A flutter valve (also known as the Heimlich valve after its inventor, Henry Heimlich) is a one way valve used in respiratory medicine to prevent air from travelling back along a chest tube. It is most commonly used to help remove air from a pneumothorax. The valve is usually designed as a rubber sleeve within a plastic case where the rubber sleeve is arranged so that when air passes through the valve one way the sleeve opens and lets the air through. However when air is sucked back the other way the sleeve closes off and no air is allowed backwards. This construction enables it to act as a one-way valve allowing air (or fluid) to flow only one way along the drainage tube. The end of the drainage tube is placed inside the patient's chest cavity, within the air or fluid to be drained. The flutter valve is placed in the appropriate orientation (most packages are designed so the valve can only be connected in the appropriate orientation) and the pneumothorax is thus evacuated from the patient's chest.
A Novel Device Developed, Tested, and Used for Warming and Maintaining Intravenous Fluids in a Forward Surgical Team during Operation Enduring Freedom

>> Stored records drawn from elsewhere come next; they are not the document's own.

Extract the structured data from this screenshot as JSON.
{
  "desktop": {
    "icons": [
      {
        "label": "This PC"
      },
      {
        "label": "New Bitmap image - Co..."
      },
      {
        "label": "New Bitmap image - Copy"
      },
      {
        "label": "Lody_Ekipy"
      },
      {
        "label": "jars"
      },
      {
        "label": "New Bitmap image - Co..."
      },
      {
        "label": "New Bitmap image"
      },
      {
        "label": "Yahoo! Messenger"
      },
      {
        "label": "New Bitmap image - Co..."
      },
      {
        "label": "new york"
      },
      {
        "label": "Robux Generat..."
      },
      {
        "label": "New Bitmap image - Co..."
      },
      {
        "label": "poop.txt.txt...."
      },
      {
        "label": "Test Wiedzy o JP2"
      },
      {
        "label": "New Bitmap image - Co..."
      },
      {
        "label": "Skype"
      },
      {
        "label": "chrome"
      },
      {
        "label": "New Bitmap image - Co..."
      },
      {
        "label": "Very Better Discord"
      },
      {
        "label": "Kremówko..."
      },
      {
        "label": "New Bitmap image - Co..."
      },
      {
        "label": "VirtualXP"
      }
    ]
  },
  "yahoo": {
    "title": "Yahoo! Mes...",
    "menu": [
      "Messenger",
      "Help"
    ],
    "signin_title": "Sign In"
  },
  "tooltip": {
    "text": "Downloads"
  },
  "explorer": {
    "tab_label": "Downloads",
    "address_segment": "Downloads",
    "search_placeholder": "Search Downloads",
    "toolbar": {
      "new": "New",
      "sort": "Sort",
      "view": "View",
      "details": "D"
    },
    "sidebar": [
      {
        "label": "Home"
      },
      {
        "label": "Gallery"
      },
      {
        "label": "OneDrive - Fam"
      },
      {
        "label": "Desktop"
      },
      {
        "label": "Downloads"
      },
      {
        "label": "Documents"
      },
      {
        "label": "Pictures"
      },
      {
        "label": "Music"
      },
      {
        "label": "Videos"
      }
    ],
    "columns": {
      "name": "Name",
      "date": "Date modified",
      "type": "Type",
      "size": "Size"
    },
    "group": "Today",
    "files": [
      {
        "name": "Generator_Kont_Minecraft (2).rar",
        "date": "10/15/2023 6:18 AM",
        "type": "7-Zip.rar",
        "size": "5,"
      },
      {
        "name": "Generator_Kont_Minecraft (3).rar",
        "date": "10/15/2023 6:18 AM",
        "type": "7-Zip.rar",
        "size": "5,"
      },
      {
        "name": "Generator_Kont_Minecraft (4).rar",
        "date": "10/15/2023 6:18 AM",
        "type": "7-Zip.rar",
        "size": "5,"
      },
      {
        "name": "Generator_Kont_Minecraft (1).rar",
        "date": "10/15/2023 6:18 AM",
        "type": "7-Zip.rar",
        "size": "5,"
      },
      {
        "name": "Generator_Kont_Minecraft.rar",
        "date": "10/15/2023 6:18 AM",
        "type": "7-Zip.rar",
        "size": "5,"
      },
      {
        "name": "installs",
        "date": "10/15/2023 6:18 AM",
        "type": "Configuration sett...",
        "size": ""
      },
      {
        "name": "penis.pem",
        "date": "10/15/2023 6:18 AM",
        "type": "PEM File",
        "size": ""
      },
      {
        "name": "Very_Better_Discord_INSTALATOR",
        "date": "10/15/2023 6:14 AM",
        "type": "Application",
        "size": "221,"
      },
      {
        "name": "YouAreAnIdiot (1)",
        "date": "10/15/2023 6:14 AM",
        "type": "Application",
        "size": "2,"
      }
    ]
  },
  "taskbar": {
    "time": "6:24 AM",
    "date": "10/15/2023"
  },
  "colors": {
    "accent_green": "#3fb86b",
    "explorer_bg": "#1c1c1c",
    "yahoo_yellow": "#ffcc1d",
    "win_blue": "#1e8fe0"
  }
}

Jun 01, 2006; Objective: To determine whether an accessory to the Bair Hugger warming unit (BHWU), a piece of equipment intrinsic to the...